That would make about Rwf1.6 million. If production costs including fertilisers, labour force, as well as pesticides and fungicides are factored in, too little is left for the farmer to benefit.
Speaking to The New Times, Vincent Havugimana, the President of the Federation of Irish Potato farmers’ cooperatives in Rwanda said that the shortage of potato seeds is a concern for farmers and it needs to be addressed.
“There has been a shortage of potato seeds, with a kilogramme costing Rwf700 compared to between Rwf400 and Rwf500 in the previous season. Seed multipliers are few, while potato produce went down [in the last farming season],” Havugimana said.
He called for scaled up efforts to increase seed production and availability to farmers through promoting seed multiplication, highlighting the need for research development to come up with new and highly productive potato varieties.

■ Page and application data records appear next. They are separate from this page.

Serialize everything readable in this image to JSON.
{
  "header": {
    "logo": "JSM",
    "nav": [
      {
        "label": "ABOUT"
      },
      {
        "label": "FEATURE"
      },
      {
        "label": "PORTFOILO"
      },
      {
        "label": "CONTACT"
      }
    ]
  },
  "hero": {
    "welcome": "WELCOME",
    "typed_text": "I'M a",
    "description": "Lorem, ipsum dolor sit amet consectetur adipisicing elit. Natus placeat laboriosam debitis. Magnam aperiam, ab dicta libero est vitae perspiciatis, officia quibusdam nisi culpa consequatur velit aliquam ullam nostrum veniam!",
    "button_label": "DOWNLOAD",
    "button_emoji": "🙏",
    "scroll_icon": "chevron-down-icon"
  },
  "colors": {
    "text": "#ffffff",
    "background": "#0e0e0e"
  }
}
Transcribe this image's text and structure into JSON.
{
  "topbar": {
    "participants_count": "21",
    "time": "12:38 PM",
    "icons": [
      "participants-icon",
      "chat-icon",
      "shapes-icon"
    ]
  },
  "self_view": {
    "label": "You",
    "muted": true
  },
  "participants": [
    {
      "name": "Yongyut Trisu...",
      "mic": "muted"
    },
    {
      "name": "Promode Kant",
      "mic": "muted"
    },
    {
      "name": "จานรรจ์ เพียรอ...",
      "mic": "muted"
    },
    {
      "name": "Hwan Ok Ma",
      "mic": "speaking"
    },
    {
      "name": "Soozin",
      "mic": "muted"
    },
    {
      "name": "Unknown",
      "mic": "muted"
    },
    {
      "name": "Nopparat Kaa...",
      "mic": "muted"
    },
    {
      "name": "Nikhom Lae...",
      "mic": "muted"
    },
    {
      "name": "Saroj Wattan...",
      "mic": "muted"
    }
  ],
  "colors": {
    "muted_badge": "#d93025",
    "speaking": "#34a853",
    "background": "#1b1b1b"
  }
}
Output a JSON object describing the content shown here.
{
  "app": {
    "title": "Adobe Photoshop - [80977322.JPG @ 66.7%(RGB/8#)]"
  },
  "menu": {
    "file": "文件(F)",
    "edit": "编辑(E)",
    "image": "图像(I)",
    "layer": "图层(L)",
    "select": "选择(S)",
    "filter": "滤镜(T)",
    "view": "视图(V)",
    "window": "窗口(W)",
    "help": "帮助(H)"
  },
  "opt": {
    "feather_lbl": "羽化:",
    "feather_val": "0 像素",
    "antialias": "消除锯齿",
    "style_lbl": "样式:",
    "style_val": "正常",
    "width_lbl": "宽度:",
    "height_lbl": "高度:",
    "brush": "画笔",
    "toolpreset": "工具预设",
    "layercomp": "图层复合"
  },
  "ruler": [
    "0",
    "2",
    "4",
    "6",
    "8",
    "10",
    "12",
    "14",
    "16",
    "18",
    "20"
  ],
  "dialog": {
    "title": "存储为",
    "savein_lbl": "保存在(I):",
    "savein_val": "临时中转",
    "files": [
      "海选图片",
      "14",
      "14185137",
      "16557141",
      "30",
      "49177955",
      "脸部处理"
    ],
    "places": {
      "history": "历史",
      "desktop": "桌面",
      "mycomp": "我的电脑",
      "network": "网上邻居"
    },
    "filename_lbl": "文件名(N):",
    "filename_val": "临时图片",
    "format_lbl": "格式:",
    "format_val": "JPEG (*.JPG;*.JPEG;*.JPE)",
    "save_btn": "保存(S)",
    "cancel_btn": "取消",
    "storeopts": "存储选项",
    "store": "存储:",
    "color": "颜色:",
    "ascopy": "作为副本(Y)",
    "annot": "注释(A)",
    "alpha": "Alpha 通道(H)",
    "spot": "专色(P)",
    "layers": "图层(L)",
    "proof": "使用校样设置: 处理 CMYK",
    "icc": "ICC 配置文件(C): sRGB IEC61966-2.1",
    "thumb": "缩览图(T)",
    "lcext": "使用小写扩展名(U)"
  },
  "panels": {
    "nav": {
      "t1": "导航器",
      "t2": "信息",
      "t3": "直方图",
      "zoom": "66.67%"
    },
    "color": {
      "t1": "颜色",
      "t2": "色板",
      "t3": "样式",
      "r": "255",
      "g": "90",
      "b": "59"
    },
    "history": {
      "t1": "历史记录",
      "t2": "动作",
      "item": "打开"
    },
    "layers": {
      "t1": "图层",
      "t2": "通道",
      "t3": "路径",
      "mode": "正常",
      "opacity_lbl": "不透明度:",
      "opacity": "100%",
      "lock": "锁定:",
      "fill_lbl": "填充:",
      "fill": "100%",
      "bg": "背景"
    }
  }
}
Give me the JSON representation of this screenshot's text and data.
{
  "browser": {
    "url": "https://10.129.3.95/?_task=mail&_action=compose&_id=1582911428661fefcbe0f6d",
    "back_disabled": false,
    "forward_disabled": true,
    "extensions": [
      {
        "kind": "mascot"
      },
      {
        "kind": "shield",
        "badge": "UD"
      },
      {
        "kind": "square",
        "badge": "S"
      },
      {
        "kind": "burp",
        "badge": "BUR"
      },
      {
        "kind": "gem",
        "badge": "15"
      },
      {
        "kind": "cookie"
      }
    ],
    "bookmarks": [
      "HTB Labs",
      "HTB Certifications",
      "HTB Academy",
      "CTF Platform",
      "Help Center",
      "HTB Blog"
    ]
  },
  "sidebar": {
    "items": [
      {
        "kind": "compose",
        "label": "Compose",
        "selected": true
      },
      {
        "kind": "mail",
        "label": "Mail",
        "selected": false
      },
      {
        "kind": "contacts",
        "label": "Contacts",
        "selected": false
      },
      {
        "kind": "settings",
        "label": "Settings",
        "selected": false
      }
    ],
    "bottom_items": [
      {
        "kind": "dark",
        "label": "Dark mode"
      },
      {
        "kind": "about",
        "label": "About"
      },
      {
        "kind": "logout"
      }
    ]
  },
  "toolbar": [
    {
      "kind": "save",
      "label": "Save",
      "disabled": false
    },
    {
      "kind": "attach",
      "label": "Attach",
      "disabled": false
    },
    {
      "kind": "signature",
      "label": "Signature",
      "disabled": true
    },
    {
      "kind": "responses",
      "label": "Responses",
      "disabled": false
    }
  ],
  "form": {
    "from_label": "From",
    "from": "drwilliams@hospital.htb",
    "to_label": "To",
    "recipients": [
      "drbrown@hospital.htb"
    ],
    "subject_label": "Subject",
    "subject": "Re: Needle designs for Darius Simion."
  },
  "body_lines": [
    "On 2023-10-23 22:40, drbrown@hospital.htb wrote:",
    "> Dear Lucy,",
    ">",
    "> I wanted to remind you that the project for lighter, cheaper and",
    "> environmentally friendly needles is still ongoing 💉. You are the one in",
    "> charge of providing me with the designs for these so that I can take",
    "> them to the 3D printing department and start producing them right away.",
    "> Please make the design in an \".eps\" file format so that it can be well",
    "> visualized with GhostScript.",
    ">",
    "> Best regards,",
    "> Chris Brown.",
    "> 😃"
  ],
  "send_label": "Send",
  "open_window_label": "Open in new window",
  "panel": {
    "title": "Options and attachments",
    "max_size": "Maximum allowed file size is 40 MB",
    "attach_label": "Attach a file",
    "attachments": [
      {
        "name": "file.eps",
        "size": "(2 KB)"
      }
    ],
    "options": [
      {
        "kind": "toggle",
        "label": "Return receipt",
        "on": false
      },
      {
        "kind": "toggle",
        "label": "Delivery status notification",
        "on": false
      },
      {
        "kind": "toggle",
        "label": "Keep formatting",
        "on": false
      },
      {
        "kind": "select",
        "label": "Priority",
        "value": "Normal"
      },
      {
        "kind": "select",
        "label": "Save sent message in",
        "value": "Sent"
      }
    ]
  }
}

“Available seeds are generally old which make them less productive. Meanwhile, there are about eight new potato seed varieties which were developed, but they are not accessible to farmers as they are still more at multiplication level,” he said.
The President of Seed Potato Fund (SPF) Ikigega, Apollinaire Karegeya, told The New Times that limited availability of potato seeds is partly attributed to a low number of people engaged in production.
SPF Ikigega carries out potato seed multiplication. It has between 200 and 240 multipliers in 10 districts in which it operates.
Karegeya said that the Fund sold about 600 tonnes of seeds to farmers at between Rwf500 and Rwf600, depending on variety, in the concluding farming season B of 2020.
“For one to be allowed to engage in the potato seed multiplication business, they are required to have at least a consolidated five-hectare piece of land. Yet, some people have half a hectare of land, which means they fall short of that requirement,” he said.
He indicated such a criterion is intended to ensure that seeds meet standards through isolating the multiplication field from nearby farms in order to protect it from diseases, or other undesired agents.
Another factor that Karegeya said contributes to the seed issue is a lack of proper planning among some farmers who seek potato seeds just the day they want to plant, yet, such seeds take eight months to be ready.
“It seems as though some farmers think that potato seeds are like commodities regularly found in shops. Farmers should place orders for seeds so that multipliers know the amount of seeds they have to produce for them,” he said.